===== Information shown
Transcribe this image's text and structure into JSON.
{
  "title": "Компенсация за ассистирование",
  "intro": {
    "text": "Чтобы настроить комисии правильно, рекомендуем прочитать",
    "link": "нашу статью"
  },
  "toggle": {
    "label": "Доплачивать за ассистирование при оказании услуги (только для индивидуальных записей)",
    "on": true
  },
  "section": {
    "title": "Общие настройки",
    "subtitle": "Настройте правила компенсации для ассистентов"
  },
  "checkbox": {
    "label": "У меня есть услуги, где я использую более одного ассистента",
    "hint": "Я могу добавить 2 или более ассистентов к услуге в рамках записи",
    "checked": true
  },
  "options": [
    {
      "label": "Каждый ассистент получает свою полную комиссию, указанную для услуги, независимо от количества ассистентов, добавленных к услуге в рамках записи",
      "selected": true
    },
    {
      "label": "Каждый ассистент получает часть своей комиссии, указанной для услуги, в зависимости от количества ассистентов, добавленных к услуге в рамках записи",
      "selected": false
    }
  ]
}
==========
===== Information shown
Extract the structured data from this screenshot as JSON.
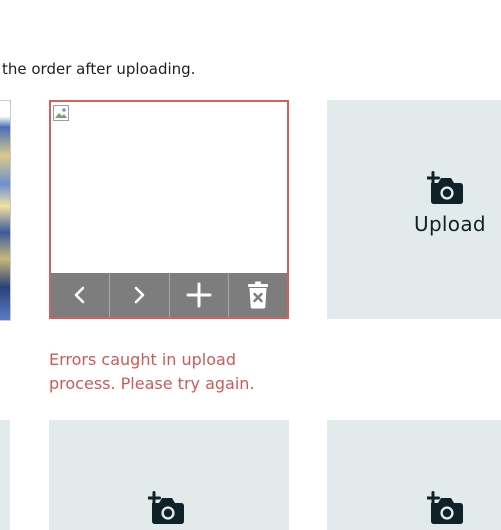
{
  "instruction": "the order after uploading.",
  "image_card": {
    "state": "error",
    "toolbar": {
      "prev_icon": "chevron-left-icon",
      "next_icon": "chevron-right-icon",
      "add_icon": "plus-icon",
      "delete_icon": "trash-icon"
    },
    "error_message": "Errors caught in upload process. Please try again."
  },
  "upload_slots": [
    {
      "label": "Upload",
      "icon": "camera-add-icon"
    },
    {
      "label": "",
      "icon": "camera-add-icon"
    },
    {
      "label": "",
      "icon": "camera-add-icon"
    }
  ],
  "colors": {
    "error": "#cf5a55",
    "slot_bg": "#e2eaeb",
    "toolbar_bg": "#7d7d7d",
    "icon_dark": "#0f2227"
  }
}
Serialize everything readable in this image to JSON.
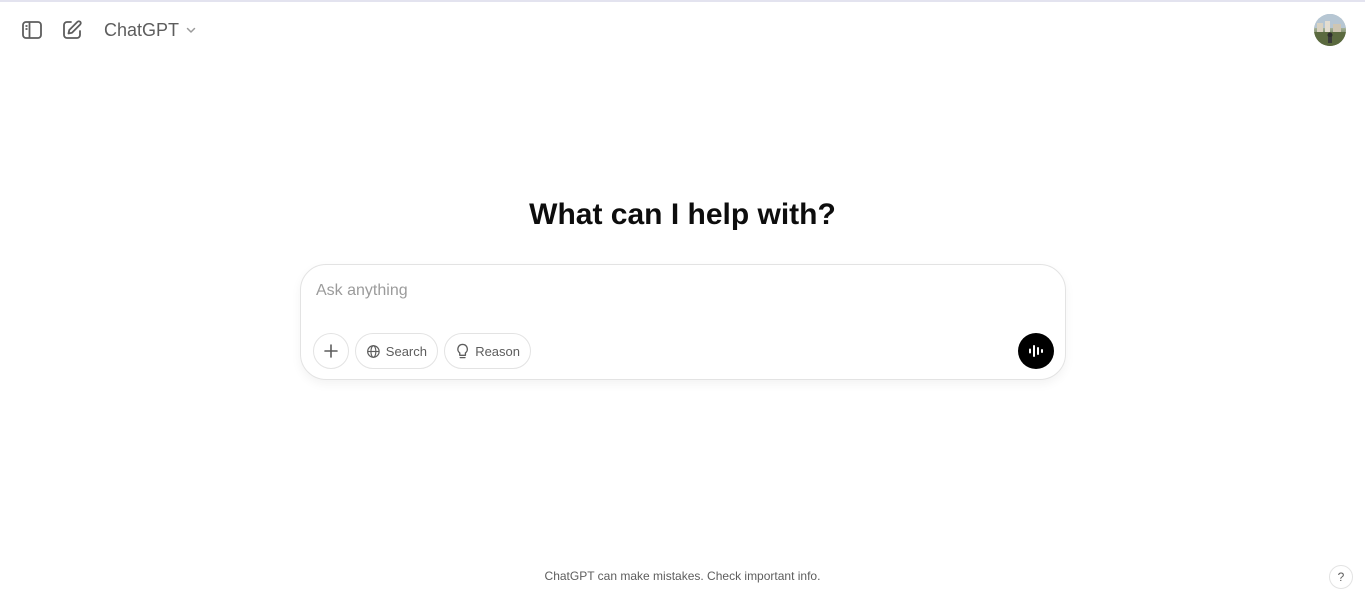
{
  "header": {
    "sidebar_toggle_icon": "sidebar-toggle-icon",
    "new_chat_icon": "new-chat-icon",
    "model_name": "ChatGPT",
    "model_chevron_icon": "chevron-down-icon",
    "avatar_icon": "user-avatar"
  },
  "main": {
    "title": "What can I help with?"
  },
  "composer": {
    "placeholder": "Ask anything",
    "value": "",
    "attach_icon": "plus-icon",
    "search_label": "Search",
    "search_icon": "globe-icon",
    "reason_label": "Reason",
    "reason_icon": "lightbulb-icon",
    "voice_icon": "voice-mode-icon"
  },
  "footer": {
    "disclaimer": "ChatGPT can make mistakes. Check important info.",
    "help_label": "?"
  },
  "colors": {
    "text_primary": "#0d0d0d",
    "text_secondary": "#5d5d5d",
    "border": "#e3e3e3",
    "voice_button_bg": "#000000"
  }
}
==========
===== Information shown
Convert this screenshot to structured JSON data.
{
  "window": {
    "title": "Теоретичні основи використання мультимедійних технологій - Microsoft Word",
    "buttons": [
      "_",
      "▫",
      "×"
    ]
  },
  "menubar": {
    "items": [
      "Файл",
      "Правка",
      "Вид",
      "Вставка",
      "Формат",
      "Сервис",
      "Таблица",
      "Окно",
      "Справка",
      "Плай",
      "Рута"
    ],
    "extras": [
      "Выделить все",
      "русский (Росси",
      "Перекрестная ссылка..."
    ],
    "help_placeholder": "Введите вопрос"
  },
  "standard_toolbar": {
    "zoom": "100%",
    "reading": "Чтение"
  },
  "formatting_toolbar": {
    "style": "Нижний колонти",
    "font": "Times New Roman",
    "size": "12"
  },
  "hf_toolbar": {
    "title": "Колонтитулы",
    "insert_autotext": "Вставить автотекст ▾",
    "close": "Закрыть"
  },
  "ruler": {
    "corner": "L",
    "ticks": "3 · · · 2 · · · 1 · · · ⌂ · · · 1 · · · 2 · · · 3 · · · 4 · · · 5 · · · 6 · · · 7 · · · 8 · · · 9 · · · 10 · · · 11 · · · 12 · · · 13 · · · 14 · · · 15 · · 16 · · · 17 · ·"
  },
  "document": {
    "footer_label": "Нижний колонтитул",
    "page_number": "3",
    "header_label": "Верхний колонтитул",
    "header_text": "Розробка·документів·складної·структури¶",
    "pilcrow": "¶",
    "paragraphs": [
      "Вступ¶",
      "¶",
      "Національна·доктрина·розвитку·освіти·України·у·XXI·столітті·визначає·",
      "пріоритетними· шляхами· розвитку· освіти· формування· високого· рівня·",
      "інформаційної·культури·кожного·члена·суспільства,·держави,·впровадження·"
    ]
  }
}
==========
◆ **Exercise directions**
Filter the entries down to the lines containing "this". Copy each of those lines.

◆ **Result of the exercise**
Transcribe this image's text and structure into JSON.
Extract the structured data from this screenshot as JSON.
Serialize everything readable in this image to JSON.
Convert this screenshot to structured JSON data.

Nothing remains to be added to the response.